▶ Exercise instructions
Count the lines in the entries below that mention the string "xlsx", then write that number by itself.

-------- Information provided

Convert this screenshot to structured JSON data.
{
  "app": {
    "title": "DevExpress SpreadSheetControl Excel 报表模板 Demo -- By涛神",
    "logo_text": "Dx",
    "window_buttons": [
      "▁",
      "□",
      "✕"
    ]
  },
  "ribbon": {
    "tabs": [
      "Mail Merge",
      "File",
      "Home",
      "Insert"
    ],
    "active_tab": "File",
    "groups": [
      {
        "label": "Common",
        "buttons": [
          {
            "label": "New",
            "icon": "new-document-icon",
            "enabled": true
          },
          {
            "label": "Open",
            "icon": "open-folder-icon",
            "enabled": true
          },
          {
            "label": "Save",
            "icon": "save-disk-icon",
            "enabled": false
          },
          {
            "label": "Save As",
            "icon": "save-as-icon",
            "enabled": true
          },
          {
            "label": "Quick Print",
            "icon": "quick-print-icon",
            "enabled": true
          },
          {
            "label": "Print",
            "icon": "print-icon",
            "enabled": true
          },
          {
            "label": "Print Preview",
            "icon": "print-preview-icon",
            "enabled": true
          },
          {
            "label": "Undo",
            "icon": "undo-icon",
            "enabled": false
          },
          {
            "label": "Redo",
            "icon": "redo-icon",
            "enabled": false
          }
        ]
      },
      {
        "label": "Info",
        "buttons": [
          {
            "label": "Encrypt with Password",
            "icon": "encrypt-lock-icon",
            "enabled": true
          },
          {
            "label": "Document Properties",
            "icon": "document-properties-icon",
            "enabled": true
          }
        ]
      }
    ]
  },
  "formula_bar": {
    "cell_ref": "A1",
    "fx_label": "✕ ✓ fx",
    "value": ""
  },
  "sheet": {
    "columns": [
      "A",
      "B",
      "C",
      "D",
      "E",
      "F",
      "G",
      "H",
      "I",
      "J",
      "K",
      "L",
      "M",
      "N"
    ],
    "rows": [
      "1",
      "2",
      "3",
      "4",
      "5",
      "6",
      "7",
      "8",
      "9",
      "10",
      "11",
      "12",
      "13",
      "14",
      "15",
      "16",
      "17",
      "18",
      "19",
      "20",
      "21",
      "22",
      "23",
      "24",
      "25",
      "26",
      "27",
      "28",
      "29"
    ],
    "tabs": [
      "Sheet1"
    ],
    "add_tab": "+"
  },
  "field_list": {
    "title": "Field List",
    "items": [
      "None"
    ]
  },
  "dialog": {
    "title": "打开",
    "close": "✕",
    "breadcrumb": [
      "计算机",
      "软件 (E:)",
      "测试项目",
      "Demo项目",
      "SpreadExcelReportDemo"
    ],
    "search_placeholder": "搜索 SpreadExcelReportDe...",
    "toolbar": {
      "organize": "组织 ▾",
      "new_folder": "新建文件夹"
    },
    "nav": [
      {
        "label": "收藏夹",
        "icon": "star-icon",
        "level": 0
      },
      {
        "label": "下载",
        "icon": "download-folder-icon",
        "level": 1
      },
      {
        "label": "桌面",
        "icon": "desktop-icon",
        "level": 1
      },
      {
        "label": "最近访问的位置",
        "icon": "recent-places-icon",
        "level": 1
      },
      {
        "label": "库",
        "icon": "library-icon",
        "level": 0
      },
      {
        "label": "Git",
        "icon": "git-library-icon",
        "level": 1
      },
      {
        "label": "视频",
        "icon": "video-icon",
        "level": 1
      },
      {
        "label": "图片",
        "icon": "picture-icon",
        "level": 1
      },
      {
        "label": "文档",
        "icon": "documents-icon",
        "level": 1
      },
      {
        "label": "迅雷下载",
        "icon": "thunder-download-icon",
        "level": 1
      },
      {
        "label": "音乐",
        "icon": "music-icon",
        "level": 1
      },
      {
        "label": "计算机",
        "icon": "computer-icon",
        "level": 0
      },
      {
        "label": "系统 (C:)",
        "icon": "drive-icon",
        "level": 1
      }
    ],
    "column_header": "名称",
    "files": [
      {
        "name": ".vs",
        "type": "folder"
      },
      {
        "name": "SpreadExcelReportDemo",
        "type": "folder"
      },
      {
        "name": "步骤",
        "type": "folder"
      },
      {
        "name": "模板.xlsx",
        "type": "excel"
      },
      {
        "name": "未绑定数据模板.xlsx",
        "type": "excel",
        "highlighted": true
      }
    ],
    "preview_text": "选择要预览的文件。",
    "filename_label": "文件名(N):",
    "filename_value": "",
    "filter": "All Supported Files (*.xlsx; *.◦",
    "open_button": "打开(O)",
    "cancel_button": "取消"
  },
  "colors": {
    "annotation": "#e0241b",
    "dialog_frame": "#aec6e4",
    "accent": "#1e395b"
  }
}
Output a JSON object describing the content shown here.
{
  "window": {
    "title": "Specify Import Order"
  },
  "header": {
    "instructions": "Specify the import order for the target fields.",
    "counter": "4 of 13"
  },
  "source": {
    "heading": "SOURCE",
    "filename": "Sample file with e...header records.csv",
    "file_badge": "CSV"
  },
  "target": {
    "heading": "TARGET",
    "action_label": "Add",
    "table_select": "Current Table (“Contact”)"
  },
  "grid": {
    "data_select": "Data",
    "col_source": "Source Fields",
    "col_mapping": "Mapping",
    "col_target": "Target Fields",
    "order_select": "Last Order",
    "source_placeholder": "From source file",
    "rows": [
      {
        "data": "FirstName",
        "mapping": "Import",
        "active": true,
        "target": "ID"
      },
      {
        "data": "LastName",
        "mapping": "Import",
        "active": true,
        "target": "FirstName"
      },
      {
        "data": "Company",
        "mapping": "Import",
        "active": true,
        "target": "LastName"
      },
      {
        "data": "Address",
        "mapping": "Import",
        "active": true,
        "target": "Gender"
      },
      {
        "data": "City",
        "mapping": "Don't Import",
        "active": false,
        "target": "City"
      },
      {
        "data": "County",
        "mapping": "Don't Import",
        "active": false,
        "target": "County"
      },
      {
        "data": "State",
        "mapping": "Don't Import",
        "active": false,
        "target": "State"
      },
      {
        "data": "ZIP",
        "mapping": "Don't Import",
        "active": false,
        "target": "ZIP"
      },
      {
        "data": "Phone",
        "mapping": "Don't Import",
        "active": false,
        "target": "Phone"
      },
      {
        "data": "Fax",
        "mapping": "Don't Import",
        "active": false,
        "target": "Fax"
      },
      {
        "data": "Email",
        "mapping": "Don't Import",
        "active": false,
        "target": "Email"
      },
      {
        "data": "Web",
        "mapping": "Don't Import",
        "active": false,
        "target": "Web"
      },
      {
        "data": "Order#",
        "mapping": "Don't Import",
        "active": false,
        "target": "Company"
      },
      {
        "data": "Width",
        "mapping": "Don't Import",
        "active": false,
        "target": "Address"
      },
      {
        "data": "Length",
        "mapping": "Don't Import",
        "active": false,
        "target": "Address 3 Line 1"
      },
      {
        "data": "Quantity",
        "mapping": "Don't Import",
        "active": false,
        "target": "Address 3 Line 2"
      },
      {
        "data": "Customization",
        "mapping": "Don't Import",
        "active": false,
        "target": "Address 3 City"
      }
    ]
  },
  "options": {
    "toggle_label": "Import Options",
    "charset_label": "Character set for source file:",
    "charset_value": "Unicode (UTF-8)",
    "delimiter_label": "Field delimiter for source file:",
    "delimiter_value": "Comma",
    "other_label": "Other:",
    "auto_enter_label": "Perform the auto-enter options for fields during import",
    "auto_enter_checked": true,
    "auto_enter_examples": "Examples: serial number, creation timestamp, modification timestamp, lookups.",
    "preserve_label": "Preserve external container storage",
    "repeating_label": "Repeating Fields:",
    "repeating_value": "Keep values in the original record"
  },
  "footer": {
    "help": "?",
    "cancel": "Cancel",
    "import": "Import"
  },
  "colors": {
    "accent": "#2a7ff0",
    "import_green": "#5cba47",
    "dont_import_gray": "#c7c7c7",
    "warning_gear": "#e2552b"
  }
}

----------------

▶ Finished task
3